  • Why some people use diets to treat cancer
    Some diets claim to rid the body of toxins. Many of these diets are vegetarian or vegan. They involve eating food that is raw, sugar-free and low in salt. Sometimes vegetable or fruit juices, and high doses of vitamins, minerals or enzymes are used.

Other diets are based on claims that some foods ‘feed’ cancer or affect the pH (acidity) of the body.

There is no medical evidence that these diets can cure cancer or help people with advanced cancer live longer.

  • Possible side effects of diets that claim to treat cancer
    If you choose to follow a diet that cuts out particular types of food, it is important to make sure you aren’t missing out on important nutrients.

Diets that are high in fibre and low in calories and protein are not appropriate for people who have problems maintaining their weight because of cancer or its treatment.

Megavitamin therapy

This type of alternative therapy involves taking very large doses of vitamins. High-dose vitamin C is one of the most common types of megavitamin therapy.

However, there is no evidence that taking large doses of vitamins is helpful in treating cancer.

It is important to tell your cancer doctor before having high doses of vitamin C during, or within a few weeks of, cancer treatment.

  • Possible side effects of megavitamin therapy
    High-dose vitamin C can make many cancer treatment drugs less effective. These include cisplatin, doxorubicin, imatinib and vincristine. It may also interfere with how radiotherapy works.

High-dose vitamin C may also interact with some complementary and alternative therapies.

High-dose vitamin C is not suitable for people who have kidney problems, iron overload (haemachromatosis) or a lack of G6PDH (an enzyme which helps red blood cells work properly).

Getting a second opinion

If your doctor tells you that further treatment will not help to control the cancer, you may understandably find it very hard to accept. In this situation, it can help to have a second medical opinion.

The second doctor may be able to offer you another type of conventional treatment. Or they may confirm what you have already been told.

This may help you to accept that everything that may help has been tried. If you still want to have treatment, you could ask if there are any cancer research trials that might be appropriate for you.

Information about coronavirus

We understand that people are worried about coronavirus (COVID-19). You may have questions about the different vaccines, or you may be worried about how the pandemic will affect your cancer treatment.

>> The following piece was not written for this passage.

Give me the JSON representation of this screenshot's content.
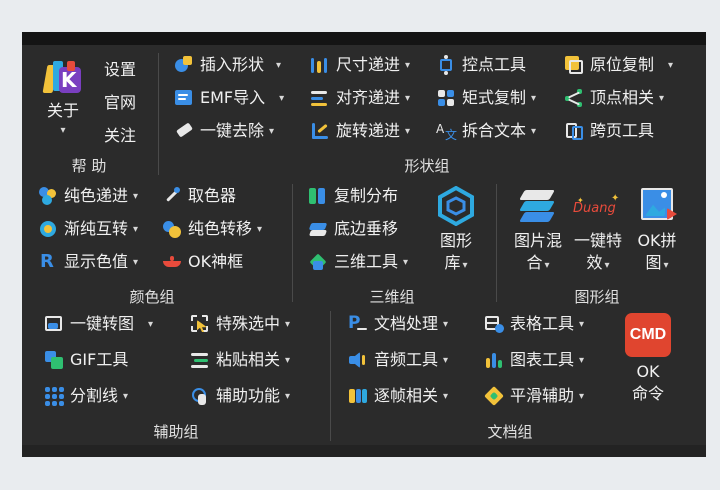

We have detailed information about coronavirus and cancer treatment here.

Talk to an expert

We know cancer throws a lot your way, and right now, the coronavirus pandemic is making it even tougher. If you're worried about something, and you need to talk to someone, whatever is on your mind, we're here to listen.

To speak to our experts, you can:

Find out more about the Macmillan teams that are here to support you.